I don’t really have to add a synopsis of this book, do I? Considering it’s one of the most talked about and controversial books out there, and that it’s such a huge bestseller, I’m probably the last person on this planet to read this book.
But in case you haven’t come across it, here’s a brief synopsis.
A Short Synopsis and How I Came to Read This Book
Amy Chua is a Chinese-American mother married to a Jewish man, and is the mother of two daughters. She brought up her children in the strict Chinese style and not the lax Western style. All these terms are hers not mine, and if you wonder why I am emphasizing the
This book first came into prominence (or at least on my radar), when someone forwarded me the link to the Wall Street Journal article entitled Why Chinese Mothers are Superior. I read the article with some interest, because of course who doesn’t want some tips from someone whose daughter has got admission to Harvard?
But as I read that article with mounting horror, I knew that whatever the success of her methods, no way would I be able to follow that. Call Snubnose garbage? make her practice piano or violin for three hours a day? Have screaming battles in public places? No way would either Snubnose or I be able to deal with the kind of negativity and stress that such a methodology would induce.
So anyway, I hmpphed my way through that article and promptly put that book out of my mind.
That is, until a few weeks back, I had a frustrating experience in trying to instill some discipline into Piglet, who is fast growing into a rebellious, back-talking teen at the ripe old age of three years old. I swear, since his birthday in December last year, it seems like some kind of switch has been turned on in Piglet, and he refuses to do anything he’s supposed to do, or follow any kind of normal routine. It was after a frustrating meeting with his teachers who claim that Piglet is just as insolent in school that I realized that something had to be done.
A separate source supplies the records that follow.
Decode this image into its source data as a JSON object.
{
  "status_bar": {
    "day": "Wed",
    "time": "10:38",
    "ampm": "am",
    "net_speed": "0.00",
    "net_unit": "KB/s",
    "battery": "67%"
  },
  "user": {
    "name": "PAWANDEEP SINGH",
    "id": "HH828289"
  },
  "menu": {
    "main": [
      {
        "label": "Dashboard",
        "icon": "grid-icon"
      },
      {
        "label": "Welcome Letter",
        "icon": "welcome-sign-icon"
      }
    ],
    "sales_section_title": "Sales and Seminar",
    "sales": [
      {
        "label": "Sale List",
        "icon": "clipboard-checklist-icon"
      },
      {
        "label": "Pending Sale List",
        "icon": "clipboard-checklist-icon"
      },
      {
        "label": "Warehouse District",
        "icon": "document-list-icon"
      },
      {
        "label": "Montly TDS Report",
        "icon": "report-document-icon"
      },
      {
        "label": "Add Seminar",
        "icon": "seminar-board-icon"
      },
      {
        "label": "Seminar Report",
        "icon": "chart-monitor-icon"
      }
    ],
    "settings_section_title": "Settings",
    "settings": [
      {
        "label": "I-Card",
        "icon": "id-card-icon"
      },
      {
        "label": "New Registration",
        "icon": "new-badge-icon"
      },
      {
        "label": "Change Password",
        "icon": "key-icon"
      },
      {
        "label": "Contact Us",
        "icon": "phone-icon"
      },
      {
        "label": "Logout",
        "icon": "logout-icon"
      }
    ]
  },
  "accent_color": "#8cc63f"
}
And of course that something was hiding out in my local library and licking my
wounds bruised ego and hurt feelings, and there I saw multiple copies of this book on the shelf and so in my bag it went.
I am still not sure what to think of the book or her methods. There’s no doubt it worked for her for at least one of her kids. It definitely didn’t work for Chua’s younger daughter Lulu who rebelled and took to tennis and who still doesn’t want her mother to be involved in any of her activities.
So did I come out enlightened after reading this book? Well, yes and no. I did realize that I over-praise my children too much, and it would probably be a better idea to let them know straight up if I am not happy with the quality of some of their work.
Would I dismiss a rough-looking birthday card that the kids do for me, and demand that they do a better job like Amy Chua does? I don’t think so. But I can see the point she is trying to make, that we need to insist that kids do their best, otherwise they may think it’s ok to coast along. I did try this with Snubnose’s homework and other lessons, and I have to say the results were much improved after a little helpful criticism.
However, I don’t really see this working with Piglet. If I asked him to redo some drawing, he would just walk off without a care in the world. I really see her methods working with children who want to please their mom (something that’s last on Piglet’s priorities right now), and I think more particularly likely to work with daughters.
I did think she was nuts for the most part of the book though. This woman has some sort of weird obsession with her kids playing classical musical instruments, and while I understand that music is good, I just don’t get how playing three hours a day every day, playing instruments even while on vacations, and basically just being so obsessed is a healthy sign. I mean, when this family was on holiday in London, they still spent three hours a day practicing on the hotel piano! I thought this was overdoing it so terribly, and I wasn’t surprised at all when her younger daughter rebelled and refused to continue to take classes, and it’s such a shame because she seems genuinely talented.
Another thing I hated in the book was the complete generalization of stereotypes. She throws terms like Asian mother, Chinese mother, Western mother, as though these were strict methodologies and clubs everyone into one or the other bucket. She mocks western parenting styles even though she is born in America and married to an American. I mean her in-laws must have done something right!
In this whole saga of tiger parenting, other people’s inputs are totally ignored. Her own mother warns her time and again that something is going to break because of the way she runs roughshod on her children, and still she refuses to listen. Of course, her mother was right. Aren’t they always?
Anyway, these are some of the thoughts I had while I read the book. I guess watered down a bit her methods may work, it may also work in specific cultures where children are generally obedient, but I don’t think I got anything too useful out of it to address my parenting problems with Piglet.
Have you read this book? What did you think about her parenting techniques?
You can also purchase a copy of this book from Amazon